Visiting from University of St Andrews from June 19 – September 1
My current research focuses on conflicts over fossil fuel pipelines as a window into the contemporary political and economic moment. Infrastructures of circulation have always underpinned the projects of settler colonialism and capitalist extraction. In the face of catastrophic climate change, the Anthropocene, and the Sixth Great Extinction, new pipeline developments have recently faced resolute resistance from opponents willing to put their bodies on the line to prevent the expansion of these infrastructures. These conflicts are particularly pertinent to our times because if oil is the lifeblood of fossil capitalism then pipelines are its vital arteries. Impeding the circulation of fossil fuels thus threatens to disrupt the spatial organization of the colonial-capitalist present. My research considers how solidarity is practiced between settler environmentalists and Indigenous land and water defenders on the frontlines of these struggles, and broadly asks how transformative movements seeking to bring about social and environment change can be built across difference.
Michael Simpson (2022). Fossil urbanism: fossil fuel flows, settler colonial circulations, and the production of carbon cities. Urban Geography, 43(1), 101-122.
Michael Simpson & Philippe Le Billon. (2021). Reconciling violence: Policing the politics of recognition. Geoforum, 119, 111-121. https://www.sciencedirect.com/science/article/pii/S0016718520303079?casa_token=re-IgQ2uzdgAAAAA:L41OibB64xLu4fZGDQ2WvSnd_dnKihIPQogf8rtz9OWphifw4FiaEB6rzZT4TS_vVd2avf9V
Michael Simpson. “For a prefigurative pandemic politics: Disrupting the racial colonial quarantine.” Political Geography84 (2021): 102274
Michael Simpson. (2019). Resource desiring machines: The production of settler colonial space, violence, and the making of a resource in the Athabasca tar sands. Political Geography, 74, 102044.
Michael Simpson (2018). The Annihilation of Time by Space: Pluri-Temporal Strategies of Capitalist Circulation. Environment and Planning E: Nature and Space. Available at: https://journals.sagepub.com/doi/full/10.1177/2514848618817726
Michael Simpson (2018). The Anthropocene as Colonial Discourse. Environment and Planning D: Society and Space. Available at: http://journals.sagepub.com/doi/abs/10.1177/0263775818764679

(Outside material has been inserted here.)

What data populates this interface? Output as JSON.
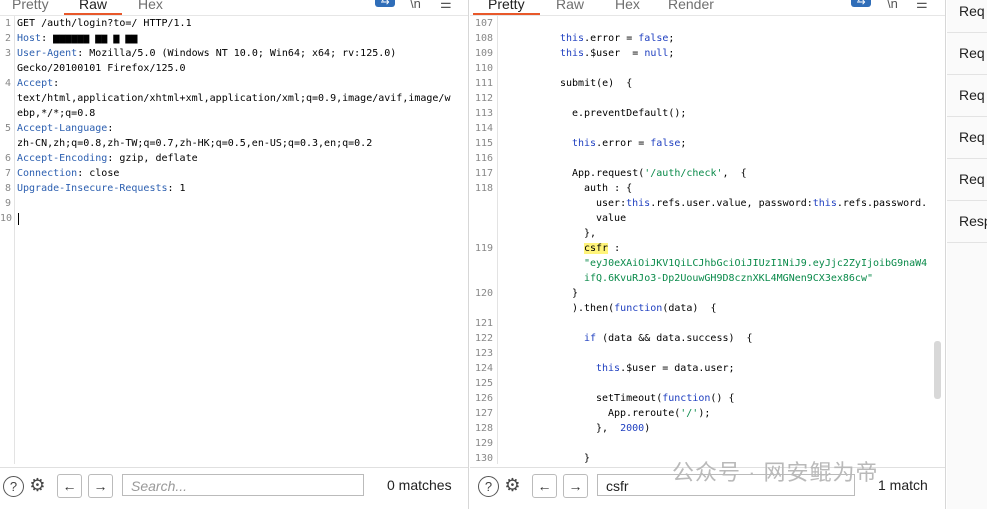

Michael Simpson & Jen Bagelman (2017). Decolonizing Urban Political Ecologies: The Production of Nature in Settler Colonial Cities. Annals of American Association of Geographers, 108(2): 558-568. Available at: http://www.tandfonline.com/doi/full/10.1080/24694452.2017.1392285
Nathan McClintock & Michael Simpson (2017). Stacking Functions: Identifying Motivational Frames Guiding Urban Agriculture Organizations and Businesses in the United States and Canada. Agriculture and Human Values, 35(1): 19-39. Available at: https://link.springer.com/article/10.1007/s10460-017-9784-x
Nathan McClintock, Dillon Mahmoudi, Michael Simpson & Jacinto Pereira Santos (2016). Socio-Spatial Differentiation in the Sustainable City: A Mixed-Methods Assessment of Residential Gardens in Metropolitan Portland, Oregon, USA. Landscape and Urban Planning, 148. Available at: http://www.sciencedirect.com/science/article/pii/S0169204615002509
Nathan McClintock & Michael Simpson (2016). Cultivating Cascadia: Comparing Urban Agriculture Policy and Practice in Portland, Seattle, and Vancouver. In Alfonso Morales and Julie Dawson eds., Cities of Farmers: Problems, Possibilities and Processes of Producing Food in Cities. University of Iowa Press.
Michael Simpson and James Tully (2012). Unfreedom of the Moderns in the Post-9/11 Age of Constitutionalism and Democracy. In Miquel Caminal and Ferran Requejo eds., Federalism, Plurinationality and Democratic Constitutionalism: Theory and Cases. Routledge.